Exercise prompt: Tally the lines of these entries that include "Inhalte"; respond with only that tally.

(Beginning of Dataset extract)

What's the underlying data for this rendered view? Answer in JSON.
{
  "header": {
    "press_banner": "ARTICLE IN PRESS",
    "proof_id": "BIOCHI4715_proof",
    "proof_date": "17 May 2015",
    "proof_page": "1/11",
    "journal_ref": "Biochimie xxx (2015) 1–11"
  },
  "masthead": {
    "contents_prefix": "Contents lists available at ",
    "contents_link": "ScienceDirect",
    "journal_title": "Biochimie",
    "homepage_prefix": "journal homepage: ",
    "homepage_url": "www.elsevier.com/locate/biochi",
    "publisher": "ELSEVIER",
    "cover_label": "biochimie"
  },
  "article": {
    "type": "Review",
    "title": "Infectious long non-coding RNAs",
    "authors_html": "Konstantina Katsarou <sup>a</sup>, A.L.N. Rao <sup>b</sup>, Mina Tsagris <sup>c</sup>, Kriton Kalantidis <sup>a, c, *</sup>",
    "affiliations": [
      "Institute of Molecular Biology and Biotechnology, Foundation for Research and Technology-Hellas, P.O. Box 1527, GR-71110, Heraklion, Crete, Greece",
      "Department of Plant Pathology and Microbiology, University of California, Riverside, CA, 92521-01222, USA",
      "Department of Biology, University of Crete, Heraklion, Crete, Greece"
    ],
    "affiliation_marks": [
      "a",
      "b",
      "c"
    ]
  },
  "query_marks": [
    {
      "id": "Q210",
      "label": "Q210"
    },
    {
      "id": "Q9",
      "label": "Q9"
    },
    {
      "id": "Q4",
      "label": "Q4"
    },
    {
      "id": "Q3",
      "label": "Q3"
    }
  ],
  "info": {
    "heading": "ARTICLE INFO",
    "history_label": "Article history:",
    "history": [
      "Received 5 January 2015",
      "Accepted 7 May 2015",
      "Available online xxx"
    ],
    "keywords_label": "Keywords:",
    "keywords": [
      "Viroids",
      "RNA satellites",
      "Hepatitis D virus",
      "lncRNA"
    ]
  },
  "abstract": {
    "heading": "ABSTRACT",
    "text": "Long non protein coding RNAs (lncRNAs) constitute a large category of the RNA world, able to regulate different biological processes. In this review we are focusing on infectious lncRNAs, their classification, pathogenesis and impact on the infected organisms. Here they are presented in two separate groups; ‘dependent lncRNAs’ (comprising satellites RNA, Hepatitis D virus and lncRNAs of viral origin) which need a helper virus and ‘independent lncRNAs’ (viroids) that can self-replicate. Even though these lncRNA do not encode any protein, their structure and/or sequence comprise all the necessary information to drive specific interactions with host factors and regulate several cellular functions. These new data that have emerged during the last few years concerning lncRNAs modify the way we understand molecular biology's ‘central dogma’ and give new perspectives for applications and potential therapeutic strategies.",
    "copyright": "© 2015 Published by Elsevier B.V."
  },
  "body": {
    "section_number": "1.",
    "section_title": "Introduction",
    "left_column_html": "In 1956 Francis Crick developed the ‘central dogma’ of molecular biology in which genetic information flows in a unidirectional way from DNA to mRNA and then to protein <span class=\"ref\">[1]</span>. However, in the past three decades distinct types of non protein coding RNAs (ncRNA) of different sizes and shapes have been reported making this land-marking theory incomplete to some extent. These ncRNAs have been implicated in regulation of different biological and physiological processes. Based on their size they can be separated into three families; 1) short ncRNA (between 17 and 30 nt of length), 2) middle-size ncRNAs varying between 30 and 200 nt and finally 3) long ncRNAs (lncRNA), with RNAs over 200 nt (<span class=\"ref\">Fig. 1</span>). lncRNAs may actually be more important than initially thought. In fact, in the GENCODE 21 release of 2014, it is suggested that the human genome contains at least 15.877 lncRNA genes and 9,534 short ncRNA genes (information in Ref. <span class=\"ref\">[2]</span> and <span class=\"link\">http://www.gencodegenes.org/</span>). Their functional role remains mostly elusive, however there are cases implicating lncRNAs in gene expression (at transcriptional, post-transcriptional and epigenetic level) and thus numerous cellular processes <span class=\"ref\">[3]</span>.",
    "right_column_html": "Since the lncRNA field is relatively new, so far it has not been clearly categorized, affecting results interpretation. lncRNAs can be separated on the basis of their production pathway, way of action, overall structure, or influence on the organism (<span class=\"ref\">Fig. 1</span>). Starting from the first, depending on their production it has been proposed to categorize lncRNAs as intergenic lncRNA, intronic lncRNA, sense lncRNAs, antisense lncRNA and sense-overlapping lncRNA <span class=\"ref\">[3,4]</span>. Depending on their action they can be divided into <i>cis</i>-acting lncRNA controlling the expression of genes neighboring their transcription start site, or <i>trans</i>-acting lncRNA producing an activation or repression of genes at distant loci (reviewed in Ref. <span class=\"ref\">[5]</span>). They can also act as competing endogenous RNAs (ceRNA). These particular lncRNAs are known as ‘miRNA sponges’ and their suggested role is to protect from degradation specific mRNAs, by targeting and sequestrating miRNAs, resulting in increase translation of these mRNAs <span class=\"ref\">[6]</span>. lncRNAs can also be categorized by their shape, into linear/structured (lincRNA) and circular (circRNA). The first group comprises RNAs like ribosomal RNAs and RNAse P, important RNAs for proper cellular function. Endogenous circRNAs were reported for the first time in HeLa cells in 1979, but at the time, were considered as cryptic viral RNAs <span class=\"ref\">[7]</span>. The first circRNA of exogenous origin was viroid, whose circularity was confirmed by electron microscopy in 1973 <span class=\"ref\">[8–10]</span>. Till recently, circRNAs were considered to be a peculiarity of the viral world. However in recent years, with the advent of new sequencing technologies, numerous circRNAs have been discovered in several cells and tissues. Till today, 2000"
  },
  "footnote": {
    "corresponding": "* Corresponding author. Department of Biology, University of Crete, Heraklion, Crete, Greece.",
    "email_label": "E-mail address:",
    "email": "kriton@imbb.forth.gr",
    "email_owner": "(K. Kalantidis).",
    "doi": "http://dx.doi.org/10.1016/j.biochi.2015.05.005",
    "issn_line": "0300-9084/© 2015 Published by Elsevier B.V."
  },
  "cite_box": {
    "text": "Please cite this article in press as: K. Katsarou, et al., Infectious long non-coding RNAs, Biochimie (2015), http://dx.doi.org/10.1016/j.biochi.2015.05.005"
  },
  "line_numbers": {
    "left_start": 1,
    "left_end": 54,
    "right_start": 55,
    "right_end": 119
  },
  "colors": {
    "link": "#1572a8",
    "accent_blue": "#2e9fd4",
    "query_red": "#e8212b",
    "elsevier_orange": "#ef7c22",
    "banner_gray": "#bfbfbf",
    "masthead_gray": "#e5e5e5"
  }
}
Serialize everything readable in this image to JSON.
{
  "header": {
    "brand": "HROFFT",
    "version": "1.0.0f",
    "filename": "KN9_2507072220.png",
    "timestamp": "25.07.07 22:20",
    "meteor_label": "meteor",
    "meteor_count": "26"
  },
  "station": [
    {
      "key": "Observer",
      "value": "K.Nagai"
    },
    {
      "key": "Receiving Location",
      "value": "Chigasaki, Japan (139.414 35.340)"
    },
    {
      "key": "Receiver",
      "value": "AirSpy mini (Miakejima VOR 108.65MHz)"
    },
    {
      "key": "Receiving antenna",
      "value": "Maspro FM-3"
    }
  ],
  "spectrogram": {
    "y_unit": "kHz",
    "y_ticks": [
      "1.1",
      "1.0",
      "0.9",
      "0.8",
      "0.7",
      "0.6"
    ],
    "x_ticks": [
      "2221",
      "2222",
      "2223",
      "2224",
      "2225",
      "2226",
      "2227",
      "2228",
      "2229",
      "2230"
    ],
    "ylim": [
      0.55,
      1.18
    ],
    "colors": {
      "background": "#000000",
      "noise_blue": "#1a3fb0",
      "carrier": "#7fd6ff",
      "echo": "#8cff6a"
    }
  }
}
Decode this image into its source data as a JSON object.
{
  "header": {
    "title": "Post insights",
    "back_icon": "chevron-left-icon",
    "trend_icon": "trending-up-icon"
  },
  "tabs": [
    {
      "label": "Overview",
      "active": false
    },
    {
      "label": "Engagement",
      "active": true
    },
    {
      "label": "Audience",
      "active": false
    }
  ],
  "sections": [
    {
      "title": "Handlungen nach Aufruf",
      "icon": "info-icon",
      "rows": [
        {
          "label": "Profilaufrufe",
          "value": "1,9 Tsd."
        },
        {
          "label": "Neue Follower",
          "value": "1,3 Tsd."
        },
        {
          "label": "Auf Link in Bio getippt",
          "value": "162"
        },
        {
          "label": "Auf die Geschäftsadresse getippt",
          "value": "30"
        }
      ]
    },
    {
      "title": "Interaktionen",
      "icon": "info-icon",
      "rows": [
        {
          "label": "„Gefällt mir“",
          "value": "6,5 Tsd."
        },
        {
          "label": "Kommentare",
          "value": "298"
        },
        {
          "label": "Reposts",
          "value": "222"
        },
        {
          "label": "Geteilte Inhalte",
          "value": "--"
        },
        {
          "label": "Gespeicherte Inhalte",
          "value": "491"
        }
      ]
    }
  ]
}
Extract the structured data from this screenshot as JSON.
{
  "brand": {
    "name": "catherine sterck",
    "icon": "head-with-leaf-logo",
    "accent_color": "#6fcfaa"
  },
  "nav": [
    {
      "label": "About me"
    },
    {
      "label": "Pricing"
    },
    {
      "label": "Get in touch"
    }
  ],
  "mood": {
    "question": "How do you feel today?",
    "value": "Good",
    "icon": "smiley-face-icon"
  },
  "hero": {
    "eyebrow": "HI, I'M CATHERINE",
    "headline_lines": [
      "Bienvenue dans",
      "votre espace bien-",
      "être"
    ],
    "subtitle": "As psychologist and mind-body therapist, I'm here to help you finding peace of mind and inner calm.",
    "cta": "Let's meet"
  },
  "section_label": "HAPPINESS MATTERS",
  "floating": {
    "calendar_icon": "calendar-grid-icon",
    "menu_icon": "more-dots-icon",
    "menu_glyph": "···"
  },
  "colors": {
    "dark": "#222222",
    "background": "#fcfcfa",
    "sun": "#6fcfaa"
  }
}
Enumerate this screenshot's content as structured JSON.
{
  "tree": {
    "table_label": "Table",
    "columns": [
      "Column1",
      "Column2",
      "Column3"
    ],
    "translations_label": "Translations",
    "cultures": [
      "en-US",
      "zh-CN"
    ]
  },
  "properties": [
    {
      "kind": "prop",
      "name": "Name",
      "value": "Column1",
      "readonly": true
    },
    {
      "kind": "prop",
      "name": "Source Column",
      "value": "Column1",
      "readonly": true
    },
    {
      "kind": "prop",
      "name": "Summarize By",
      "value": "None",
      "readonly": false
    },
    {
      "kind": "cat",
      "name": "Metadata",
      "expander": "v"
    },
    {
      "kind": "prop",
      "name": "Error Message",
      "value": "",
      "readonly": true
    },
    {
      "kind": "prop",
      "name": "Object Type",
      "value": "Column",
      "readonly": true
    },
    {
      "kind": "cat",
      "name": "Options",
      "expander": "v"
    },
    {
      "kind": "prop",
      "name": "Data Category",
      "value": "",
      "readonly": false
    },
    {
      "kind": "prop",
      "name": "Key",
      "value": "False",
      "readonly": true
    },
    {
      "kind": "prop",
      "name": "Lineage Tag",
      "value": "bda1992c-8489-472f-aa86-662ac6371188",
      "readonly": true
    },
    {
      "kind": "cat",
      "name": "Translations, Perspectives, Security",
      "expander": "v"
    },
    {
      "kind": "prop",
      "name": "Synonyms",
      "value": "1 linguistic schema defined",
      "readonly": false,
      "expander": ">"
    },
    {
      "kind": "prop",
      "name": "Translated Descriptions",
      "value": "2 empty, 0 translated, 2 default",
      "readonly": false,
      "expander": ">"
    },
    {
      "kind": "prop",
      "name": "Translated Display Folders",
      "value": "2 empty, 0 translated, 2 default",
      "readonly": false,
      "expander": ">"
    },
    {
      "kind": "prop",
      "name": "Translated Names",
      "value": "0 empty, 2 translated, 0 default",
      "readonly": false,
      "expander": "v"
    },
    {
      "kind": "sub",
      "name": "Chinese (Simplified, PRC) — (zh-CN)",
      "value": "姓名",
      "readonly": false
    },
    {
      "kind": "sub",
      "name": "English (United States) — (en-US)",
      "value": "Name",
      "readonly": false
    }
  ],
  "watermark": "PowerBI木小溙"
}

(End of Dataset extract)

Written response: 2